Prof. Juan Cole of the University of Michigan and journalist Bob Parry join me for two wide-ranging conversations on recent foreign policy developments, including Iraq, Libya, Yemen, Syria, Iran and Israel/Palestine.

Professor Cole’s Informed Comment blog is so influential that the Bush White House asked the CIA in 2005 to dig up dirt to destroy Cole, which we discuss near the end of the interview.  PBC settles his bet with Cole, who believed that Obama would actually pull almost all of our troops out of Iraq by the end of this year; we talk about US efforts to get the Maliki government to ask us to keep troops there, then talk about the Libya operation, which Cole supported.  We compare Libya to the more complex problems with Syria and Turkey’s more muscular role with its neighbors.  We also talk about Yemen and the drone kills of the American al-Awlaki and his teenaged sons, and Coles asserts the need for new policies for drone warfare.  Cole dismisses the recent and dubious plot by Iran to kill the Saudi ambassador to Washington and comments on the recent escalation of tensions with Tehran.  He also comments on the Israeli/Palestinian prisoner swaps and missile swaps.  Finally, he describes how ex-CIA official Glenn Carle (the subject of Jason Leopold’s report in PBC Podcast 307) tipped him off early this year that, in 2005, his boss relayed a request from the White House for dirt on Cole; Carle says he refused, and tried to block an attempt by others at CIA.  The ACLU has filed FOIA requests, and the delayed response is expected in January.

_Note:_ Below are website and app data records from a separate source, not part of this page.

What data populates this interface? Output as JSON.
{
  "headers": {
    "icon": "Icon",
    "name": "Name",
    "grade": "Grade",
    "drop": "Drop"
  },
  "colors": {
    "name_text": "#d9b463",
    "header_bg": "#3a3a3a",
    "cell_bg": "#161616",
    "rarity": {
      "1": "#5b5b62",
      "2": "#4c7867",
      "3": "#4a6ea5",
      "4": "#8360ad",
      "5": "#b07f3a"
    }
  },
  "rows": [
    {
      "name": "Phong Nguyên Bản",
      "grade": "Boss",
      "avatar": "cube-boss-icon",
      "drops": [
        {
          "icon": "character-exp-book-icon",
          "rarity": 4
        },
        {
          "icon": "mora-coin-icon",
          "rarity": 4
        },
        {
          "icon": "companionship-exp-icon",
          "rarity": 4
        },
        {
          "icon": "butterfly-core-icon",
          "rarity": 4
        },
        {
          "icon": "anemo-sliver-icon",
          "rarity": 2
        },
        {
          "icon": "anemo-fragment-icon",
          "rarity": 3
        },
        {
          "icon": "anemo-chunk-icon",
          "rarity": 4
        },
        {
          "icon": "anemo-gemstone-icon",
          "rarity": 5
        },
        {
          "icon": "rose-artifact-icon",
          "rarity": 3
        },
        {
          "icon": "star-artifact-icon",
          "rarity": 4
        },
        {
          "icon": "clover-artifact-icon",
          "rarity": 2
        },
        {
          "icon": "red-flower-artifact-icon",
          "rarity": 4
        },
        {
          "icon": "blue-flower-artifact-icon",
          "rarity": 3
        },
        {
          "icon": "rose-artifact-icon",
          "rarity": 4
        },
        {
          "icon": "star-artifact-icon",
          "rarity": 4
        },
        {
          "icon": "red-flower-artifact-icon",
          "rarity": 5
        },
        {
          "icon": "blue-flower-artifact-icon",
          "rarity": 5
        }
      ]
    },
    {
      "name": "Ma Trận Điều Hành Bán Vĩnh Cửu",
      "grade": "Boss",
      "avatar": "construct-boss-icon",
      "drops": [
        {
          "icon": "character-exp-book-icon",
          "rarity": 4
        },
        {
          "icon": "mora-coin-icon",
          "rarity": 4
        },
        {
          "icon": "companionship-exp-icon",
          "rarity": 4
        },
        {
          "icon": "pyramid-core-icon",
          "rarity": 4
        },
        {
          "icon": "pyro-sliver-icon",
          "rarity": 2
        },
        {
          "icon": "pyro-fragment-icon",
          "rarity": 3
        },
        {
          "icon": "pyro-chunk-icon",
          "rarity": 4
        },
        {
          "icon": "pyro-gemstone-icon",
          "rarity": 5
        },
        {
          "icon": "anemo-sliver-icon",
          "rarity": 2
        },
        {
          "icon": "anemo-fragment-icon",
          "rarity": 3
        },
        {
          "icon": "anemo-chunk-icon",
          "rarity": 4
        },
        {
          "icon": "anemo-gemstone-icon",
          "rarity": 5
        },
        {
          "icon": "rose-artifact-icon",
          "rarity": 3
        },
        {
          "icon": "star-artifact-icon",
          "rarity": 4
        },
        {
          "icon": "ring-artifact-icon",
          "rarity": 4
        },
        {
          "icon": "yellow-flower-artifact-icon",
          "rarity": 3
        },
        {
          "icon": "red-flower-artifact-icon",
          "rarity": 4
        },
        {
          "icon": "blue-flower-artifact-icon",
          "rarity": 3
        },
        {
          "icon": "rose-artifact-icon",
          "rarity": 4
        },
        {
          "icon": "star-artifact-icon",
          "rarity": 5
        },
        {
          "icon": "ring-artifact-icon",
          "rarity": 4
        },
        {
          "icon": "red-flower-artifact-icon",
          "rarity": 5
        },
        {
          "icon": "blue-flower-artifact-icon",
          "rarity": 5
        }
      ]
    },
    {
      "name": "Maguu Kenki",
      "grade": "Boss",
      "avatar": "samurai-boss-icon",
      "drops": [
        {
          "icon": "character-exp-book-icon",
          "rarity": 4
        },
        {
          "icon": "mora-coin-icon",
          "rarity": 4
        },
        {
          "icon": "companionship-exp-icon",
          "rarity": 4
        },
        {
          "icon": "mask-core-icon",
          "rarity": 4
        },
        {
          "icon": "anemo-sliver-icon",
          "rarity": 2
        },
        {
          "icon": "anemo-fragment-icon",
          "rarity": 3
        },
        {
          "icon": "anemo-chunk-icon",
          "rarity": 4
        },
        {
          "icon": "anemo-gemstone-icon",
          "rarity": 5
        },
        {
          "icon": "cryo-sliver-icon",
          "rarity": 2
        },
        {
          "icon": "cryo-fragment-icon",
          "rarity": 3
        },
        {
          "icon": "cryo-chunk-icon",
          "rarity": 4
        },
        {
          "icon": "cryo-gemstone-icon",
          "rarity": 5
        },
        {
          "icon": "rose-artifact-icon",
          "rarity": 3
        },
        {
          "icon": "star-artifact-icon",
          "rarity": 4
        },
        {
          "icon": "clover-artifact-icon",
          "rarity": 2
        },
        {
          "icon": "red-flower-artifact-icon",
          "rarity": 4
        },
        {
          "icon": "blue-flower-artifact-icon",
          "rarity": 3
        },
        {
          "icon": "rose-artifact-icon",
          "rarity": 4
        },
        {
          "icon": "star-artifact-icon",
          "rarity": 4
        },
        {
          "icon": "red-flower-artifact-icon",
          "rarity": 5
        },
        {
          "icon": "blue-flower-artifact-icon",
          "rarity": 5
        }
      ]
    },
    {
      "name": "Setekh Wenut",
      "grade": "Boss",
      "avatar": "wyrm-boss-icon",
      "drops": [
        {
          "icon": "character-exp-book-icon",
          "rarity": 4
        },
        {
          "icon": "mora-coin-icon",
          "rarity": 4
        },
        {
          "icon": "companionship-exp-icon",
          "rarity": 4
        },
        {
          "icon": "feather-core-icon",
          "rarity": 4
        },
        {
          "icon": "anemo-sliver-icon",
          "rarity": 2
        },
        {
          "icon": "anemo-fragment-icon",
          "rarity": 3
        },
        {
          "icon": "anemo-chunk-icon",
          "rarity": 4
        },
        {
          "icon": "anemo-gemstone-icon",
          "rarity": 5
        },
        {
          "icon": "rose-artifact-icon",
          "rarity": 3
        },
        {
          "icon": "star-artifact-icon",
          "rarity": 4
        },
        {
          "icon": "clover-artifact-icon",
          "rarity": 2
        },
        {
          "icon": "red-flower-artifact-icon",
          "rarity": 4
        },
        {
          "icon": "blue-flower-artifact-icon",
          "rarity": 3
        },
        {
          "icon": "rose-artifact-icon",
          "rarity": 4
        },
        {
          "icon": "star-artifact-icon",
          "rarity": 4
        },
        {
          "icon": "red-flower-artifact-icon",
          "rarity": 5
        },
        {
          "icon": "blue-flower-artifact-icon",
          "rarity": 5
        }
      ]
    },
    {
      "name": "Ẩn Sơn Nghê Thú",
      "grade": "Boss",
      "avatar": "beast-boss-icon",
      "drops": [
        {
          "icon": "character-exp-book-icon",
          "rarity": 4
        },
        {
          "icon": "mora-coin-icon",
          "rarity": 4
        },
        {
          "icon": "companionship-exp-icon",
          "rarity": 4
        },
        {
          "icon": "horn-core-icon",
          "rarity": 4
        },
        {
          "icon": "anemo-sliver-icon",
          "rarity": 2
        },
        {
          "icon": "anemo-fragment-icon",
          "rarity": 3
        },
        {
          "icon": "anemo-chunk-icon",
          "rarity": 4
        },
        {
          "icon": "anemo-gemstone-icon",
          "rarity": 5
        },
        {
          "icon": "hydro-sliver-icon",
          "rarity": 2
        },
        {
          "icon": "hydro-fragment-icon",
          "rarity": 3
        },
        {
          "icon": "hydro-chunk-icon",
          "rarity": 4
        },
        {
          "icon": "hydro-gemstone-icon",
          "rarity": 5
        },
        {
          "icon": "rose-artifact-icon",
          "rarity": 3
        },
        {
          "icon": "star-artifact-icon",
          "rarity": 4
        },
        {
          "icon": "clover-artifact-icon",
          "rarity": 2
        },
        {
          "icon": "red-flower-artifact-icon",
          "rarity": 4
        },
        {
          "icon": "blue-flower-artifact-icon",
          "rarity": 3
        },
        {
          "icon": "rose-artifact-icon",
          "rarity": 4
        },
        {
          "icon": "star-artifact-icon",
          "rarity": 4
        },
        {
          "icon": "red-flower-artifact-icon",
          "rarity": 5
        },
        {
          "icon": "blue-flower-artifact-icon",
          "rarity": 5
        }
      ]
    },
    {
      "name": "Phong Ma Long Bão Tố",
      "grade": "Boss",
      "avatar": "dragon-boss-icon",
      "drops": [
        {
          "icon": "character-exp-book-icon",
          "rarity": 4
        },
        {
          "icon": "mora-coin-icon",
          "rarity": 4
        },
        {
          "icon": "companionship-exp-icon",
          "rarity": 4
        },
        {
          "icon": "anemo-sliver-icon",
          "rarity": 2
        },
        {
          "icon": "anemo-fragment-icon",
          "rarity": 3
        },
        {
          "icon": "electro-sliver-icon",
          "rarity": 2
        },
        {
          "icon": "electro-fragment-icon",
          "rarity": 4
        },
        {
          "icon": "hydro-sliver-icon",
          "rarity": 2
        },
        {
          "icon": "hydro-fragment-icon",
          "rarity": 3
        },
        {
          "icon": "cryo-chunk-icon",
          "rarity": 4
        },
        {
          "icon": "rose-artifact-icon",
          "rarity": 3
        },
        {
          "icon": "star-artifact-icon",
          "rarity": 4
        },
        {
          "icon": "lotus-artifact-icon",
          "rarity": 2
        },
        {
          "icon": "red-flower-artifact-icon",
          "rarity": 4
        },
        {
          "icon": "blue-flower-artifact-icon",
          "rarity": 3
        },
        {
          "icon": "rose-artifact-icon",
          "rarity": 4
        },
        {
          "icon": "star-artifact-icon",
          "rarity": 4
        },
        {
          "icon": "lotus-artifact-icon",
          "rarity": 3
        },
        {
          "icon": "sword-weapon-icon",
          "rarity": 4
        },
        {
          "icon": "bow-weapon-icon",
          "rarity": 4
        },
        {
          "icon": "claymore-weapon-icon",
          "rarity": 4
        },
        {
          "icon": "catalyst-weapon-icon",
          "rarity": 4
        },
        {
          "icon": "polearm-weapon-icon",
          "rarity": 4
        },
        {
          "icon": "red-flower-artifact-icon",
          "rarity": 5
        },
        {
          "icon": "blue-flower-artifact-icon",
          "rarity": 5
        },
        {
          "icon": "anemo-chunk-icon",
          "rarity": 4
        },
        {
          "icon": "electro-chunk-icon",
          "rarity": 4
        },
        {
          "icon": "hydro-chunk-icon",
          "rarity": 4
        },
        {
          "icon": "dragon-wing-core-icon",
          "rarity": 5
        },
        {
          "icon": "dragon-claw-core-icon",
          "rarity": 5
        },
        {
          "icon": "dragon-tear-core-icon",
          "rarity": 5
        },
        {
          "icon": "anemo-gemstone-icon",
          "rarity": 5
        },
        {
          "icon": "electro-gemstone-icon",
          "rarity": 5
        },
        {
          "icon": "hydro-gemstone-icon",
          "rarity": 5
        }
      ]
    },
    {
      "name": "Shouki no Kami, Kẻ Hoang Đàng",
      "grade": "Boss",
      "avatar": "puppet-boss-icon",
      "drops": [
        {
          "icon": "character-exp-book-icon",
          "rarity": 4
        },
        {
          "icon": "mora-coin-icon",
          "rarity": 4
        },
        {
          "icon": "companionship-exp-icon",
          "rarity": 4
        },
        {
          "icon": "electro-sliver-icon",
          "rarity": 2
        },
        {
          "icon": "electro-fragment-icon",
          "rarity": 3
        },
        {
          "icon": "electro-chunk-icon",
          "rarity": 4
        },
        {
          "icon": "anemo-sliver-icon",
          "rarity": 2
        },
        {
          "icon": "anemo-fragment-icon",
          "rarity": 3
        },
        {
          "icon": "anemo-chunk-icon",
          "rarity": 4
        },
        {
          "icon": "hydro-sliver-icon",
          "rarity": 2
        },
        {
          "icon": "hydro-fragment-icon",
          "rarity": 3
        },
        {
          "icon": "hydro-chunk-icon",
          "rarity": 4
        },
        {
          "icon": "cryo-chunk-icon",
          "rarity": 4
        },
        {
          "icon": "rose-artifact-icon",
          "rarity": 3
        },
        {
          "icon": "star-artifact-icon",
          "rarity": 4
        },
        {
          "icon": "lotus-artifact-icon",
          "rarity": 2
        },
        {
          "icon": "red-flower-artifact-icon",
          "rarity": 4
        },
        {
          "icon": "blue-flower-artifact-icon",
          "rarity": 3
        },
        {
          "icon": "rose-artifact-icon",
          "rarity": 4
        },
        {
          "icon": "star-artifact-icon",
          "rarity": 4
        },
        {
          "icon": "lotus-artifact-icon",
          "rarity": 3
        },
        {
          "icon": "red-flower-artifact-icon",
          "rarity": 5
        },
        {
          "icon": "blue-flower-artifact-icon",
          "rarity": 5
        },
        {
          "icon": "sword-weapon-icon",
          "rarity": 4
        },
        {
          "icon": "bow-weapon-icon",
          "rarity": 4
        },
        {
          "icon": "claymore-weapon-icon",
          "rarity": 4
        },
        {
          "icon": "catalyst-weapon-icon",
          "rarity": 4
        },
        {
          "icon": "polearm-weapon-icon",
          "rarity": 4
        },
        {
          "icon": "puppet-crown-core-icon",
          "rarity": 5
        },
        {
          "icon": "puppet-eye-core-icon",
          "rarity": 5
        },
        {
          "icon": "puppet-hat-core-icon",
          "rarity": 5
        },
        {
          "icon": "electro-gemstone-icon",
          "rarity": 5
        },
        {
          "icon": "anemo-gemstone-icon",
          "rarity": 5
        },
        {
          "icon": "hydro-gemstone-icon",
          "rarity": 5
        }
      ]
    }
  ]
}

At one hour into the podcast, Robert Parry returns.  In a recent post at Consortium News he slapped the left for failing to honor the risks and hard work that led to the October 21 announcement by Obama that our troops are leaving Iraq as promised.  We credit some of the antiwar leaders who led the efforts that produced this outcome, even if it is an ugly win.  Parry offers some comparisons to the post Viet Nam period.  As in the first segment, we talk about Libya and some of the unseen actors in its “liberation”; we also talk about Yemen and the al-Awlaki kill, and the lack of process-slippery slope factors.  Like Prof. Cole, Parry says the exposed Iranian spy plot is not at all credible.  Toward the end, we debate a bit on comparisons of Obama to Bush.

Note to listeners:  Both guests had a lot to say, and I let them say it.  It makes this episode longer than usual, so I invite your feedback.  Do you prefer podcasts of less than 90 minutes?  Considering this podcast, would you prefer it be split into two separate podcasts, about an hour each?  You might also tell me it doesn’t matter–you listen to the podcasts in spurts anyway.  All your comments are welcome: